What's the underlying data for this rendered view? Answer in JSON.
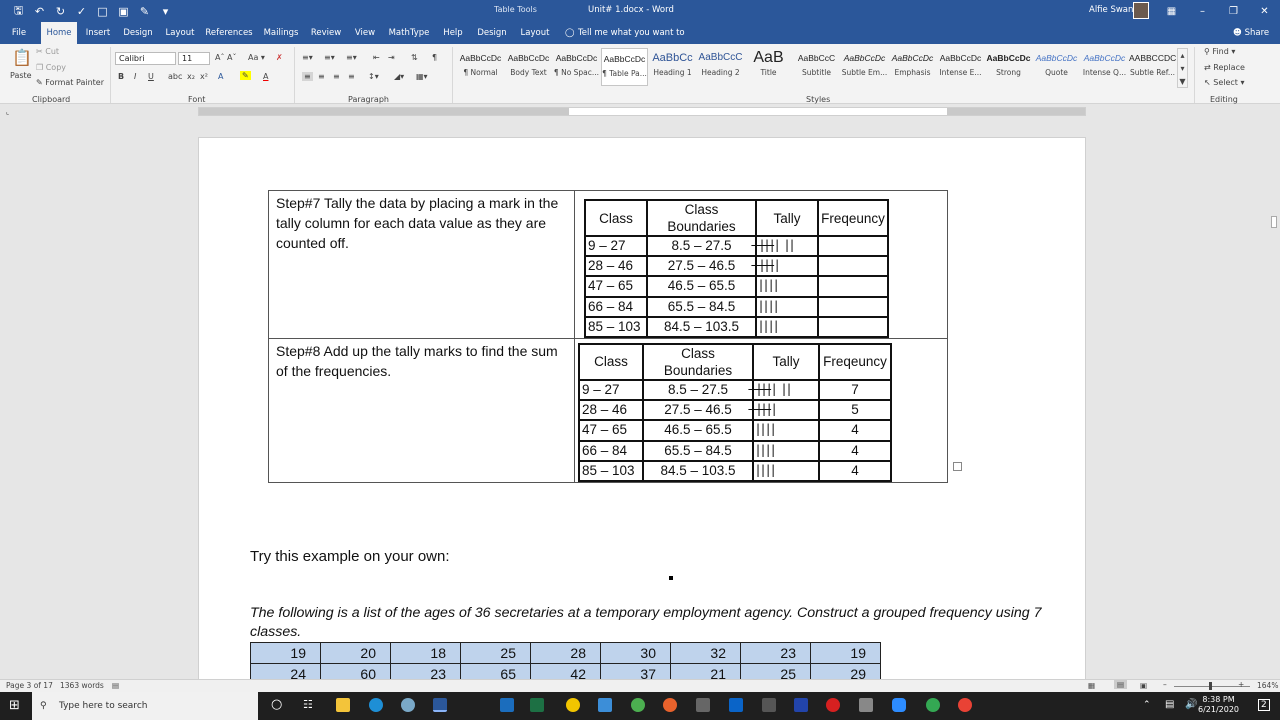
{
  "titlebar": {
    "context_tab": "Table Tools",
    "doc_title": "Unit# 1.docx - Word",
    "user": "Alfie Swan"
  },
  "tabs": [
    "File",
    "Home",
    "Insert",
    "Design",
    "Layout",
    "References",
    "Mailings",
    "Review",
    "View",
    "MathType",
    "Help",
    "Design",
    "Layout"
  ],
  "tell_me": "Tell me what you want to do",
  "share": "Share",
  "ribbon": {
    "clipboard": {
      "paste": "Paste",
      "cut": "Cut",
      "copy": "Copy",
      "format_painter": "Format Painter",
      "label": "Clipboard"
    },
    "font": {
      "name": "Calibri",
      "size": "11",
      "label": "Font"
    },
    "paragraph": {
      "label": "Paragraph"
    },
    "styles": {
      "label": "Styles",
      "items": [
        {
          "preview": "AaBbCcDc",
          "name": "¶ Normal"
        },
        {
          "preview": "AaBbCcDc",
          "name": "Body Text"
        },
        {
          "preview": "AaBbCcDc",
          "name": "¶ No Spac..."
        },
        {
          "preview": "AaBbCcDc",
          "name": "¶ Table Pa..."
        },
        {
          "preview": "AaBbCc",
          "name": "Heading 1"
        },
        {
          "preview": "AaBbCcC",
          "name": "Heading 2"
        },
        {
          "preview": "AaB",
          "name": "Title"
        },
        {
          "preview": "AaBbCcC",
          "name": "Subtitle"
        },
        {
          "preview": "AaBbCcDc",
          "name": "Subtle Em..."
        },
        {
          "preview": "AaBbCcDc",
          "name": "Emphasis"
        },
        {
          "preview": "AaBbCcDc",
          "name": "Intense E..."
        },
        {
          "preview": "AaBbCcDc",
          "name": "Strong"
        },
        {
          "preview": "AaBbCcDc",
          "name": "Quote"
        },
        {
          "preview": "AaBbCcDc",
          "name": "Intense Q..."
        },
        {
          "preview": "AABBCCDC",
          "name": "Subtle Ref..."
        }
      ]
    },
    "editing": {
      "find": "Find",
      "replace": "Replace",
      "select": "Select",
      "label": "Editing"
    }
  },
  "document": {
    "step7": "Step#7 Tally the data by placing a mark in the tally column for each data value as they are counted off.",
    "step8": "Step#8 Add up the tally marks to find the sum of the frequencies.",
    "headers": [
      "Class",
      "Class Boundaries",
      "Tally",
      "Freqeuncy"
    ],
    "classes": [
      "9 – 27",
      "28 – 46",
      "47 – 65",
      "66 – 84",
      "85 – 103"
    ],
    "boundaries": [
      "8.5 – 27.5",
      "27.5 – 46.5",
      "46.5 – 65.5",
      "65.5 – 84.5",
      "84.5 – 103.5"
    ],
    "tallies": [
      "̶|̶|̶|̶| ||",
      "̶|̶|̶|̶|",
      "||||",
      "||||",
      "||||"
    ],
    "frequencies": [
      "7",
      "5",
      "4",
      "4",
      "4"
    ],
    "try_heading": "Try this example on your own:",
    "problem": "The following is a list of the ages of 36 secretaries at a temporary employment agency. Construct a grouped frequency using 7 classes.",
    "ages_row1": [
      "19",
      "20",
      "18",
      "25",
      "28",
      "30",
      "32",
      "23",
      "19"
    ],
    "ages_row2": [
      "24",
      "60",
      "23",
      "65",
      "42",
      "37",
      "21",
      "25",
      "29"
    ]
  },
  "status": {
    "page": "Page 3 of 17",
    "words": "1363 words",
    "zoom": "164%"
  },
  "taskbar": {
    "search_placeholder": "Type here to search",
    "time": "8:38 PM",
    "date": "6/21/2020",
    "notifications": "2"
  }
}
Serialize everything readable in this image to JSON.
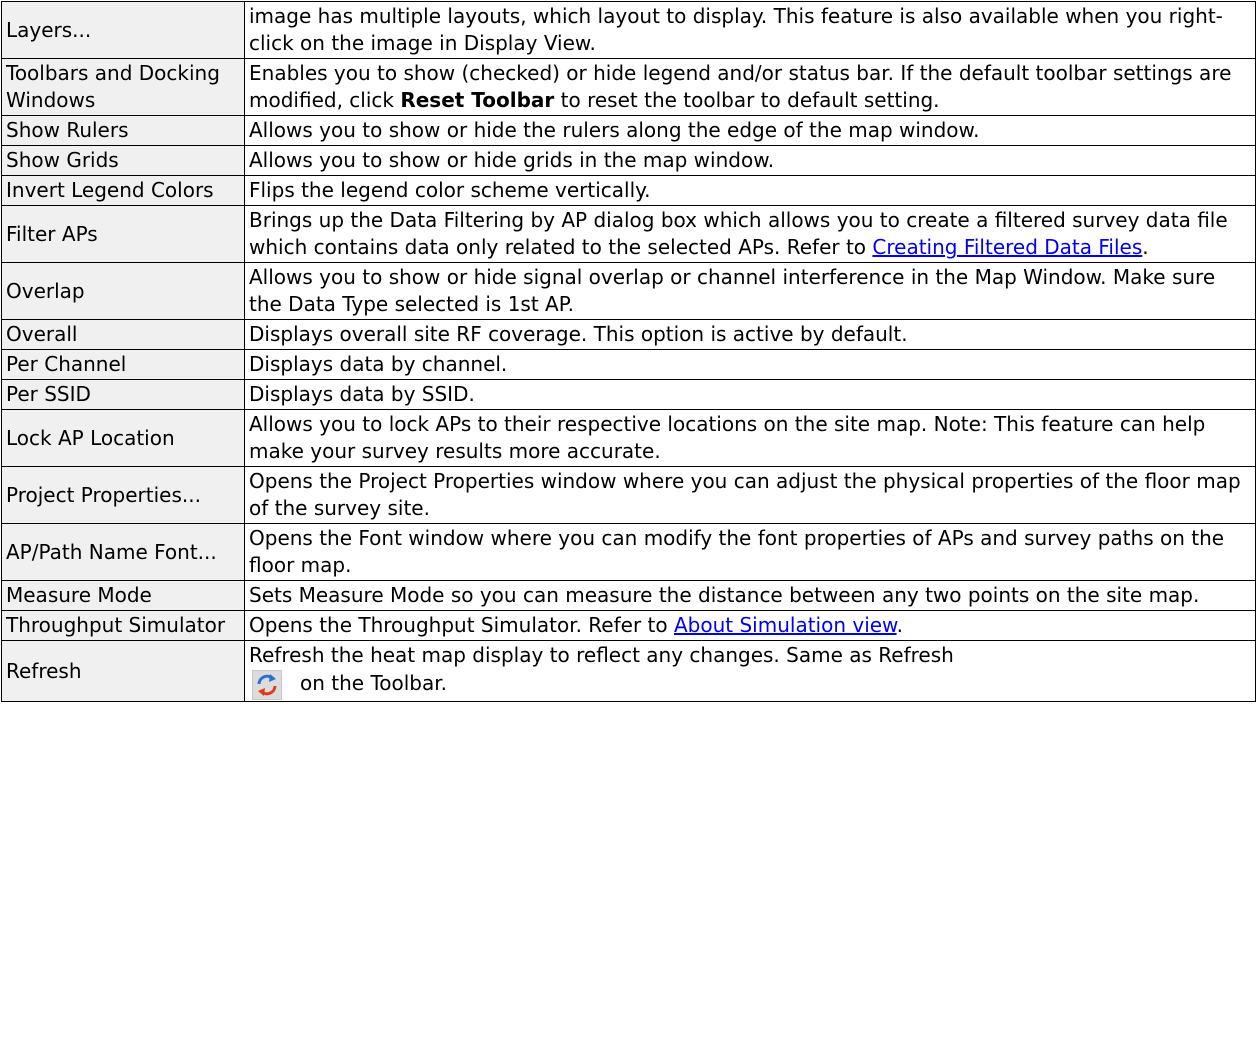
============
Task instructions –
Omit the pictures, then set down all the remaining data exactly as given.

Final answer –
What's the underlying data for this rendered view? Answer in JSON.
{
  "titlebar": {
    "context_tab": "Table Tools",
    "doc_title": "Unit# 1.docx - Word",
    "user": "Alfie Swan"
  },
  "tabs": [
    "File",
    "Home",
    "Insert",
    "Design",
    "Layout",
    "References",
    "Mailings",
    "Review",
    "View",
    "MathType",
    "Help",
    "Design",
    "Layout"
  ],
  "tell_me": "Tell me what you want to do",
  "share": "Share",
  "ribbon": {
    "clipboard": {
      "paste": "Paste",
      "cut": "Cut",
      "copy": "Copy",
      "format_painter": "Format Painter",
      "label": "Clipboard"
    },
    "font": {
      "name": "Calibri",
      "size": "11",
      "label": "Font"
    },
    "paragraph": {
      "label": "Paragraph"
    },
    "styles": {
      "label": "Styles",
      "items": [
        {
          "preview": "AaBbCcDc",
          "name": "¶ Normal"
        },
        {
          "preview": "AaBbCcDc",
          "name": "Body Text"
        },
        {
          "preview": "AaBbCcDc",
          "name": "¶ No Spac..."
        },
        {
          "preview": "AaBbCcDc",
          "name": "¶ Table Pa..."
        },
        {
          "preview": "AaBbCc",
          "name": "Heading 1"
        },
        {
          "preview": "AaBbCcC",
          "name": "Heading 2"
        },
        {
          "preview": "AaB",
          "name": "Title"
        },
        {
          "preview": "AaBbCcC",
          "name": "Subtitle"
        },
        {
          "preview": "AaBbCcDc",
          "name": "Subtle Em..."
        },
        {
          "preview": "AaBbCcDc",
          "name": "Emphasis"
        },
        {
          "preview": "AaBbCcDc",
          "name": "Intense E..."
        },
        {
          "preview": "AaBbCcDc",
          "name": "Strong"
        },
        {
          "preview": "AaBbCcDc",
          "name": "Quote"
        },
        {
          "preview": "AaBbCcDc",
          "name": "Intense Q..."
        },
        {
          "preview": "AABBCCDC",
          "name": "Subtle Ref..."
        }
      ]
    },
    "editing": {
      "find": "Find",
      "replace": "Replace",
      "select": "Select",
      "label": "Editing"
    }
  },
  "document": {
    "step7": "Step#7 Tally the data by placing a mark in the tally column for each data value as they are counted off.",
    "step8": "Step#8 Add up the tally marks to find the sum of the frequencies.",
    "headers": [
      "Class",
      "Class Boundaries",
      "Tally",
      "Freqeuncy"
    ],
    "classes": [
      "9 – 27",
      "28 – 46",
      "47 – 65",
      "66 – 84",
      "85 – 103"
    ],
    "boundaries": [
      "8.5 – 27.5",
      "27.5 – 46.5",
      "46.5 – 65.5",
      "65.5 – 84.5",
      "84.5 – 103.5"
    ],
    "tallies": [
      "̶|̶|̶|̶| ||",
      "̶|̶|̶|̶|",
      "||||",
      "||||",
      "||||"
    ],
    "frequencies": [
      "7",
      "5",
      "4",
      "4",
      "4"
    ],
    "try_heading": "Try this example on your own:",
    "problem": "The following is a list of the ages of 36 secretaries at a temporary employment agency. Construct a grouped frequency using 7 classes.",
    "ages_row1": [
      "19",
      "20",
      "18",
      "25",
      "28",
      "30",
      "32",
      "23",
      "19"
    ],
    "ages_row2": [
      "24",
      "60",
      "23",
      "65",
      "42",
      "37",
      "21",
      "25",
      "29"
    ]
  },
  "status": {
    "page": "Page 3 of 17",
    "words": "1363 words",
    "zoom": "164%"
  },
  "taskbar": {
    "search_placeholder": "Type here to search",
    "time": "8:38 PM",
    "date": "6/21/2020",
    "notifications": "2"
  }
}
Serialize everything readable in this image to JSON.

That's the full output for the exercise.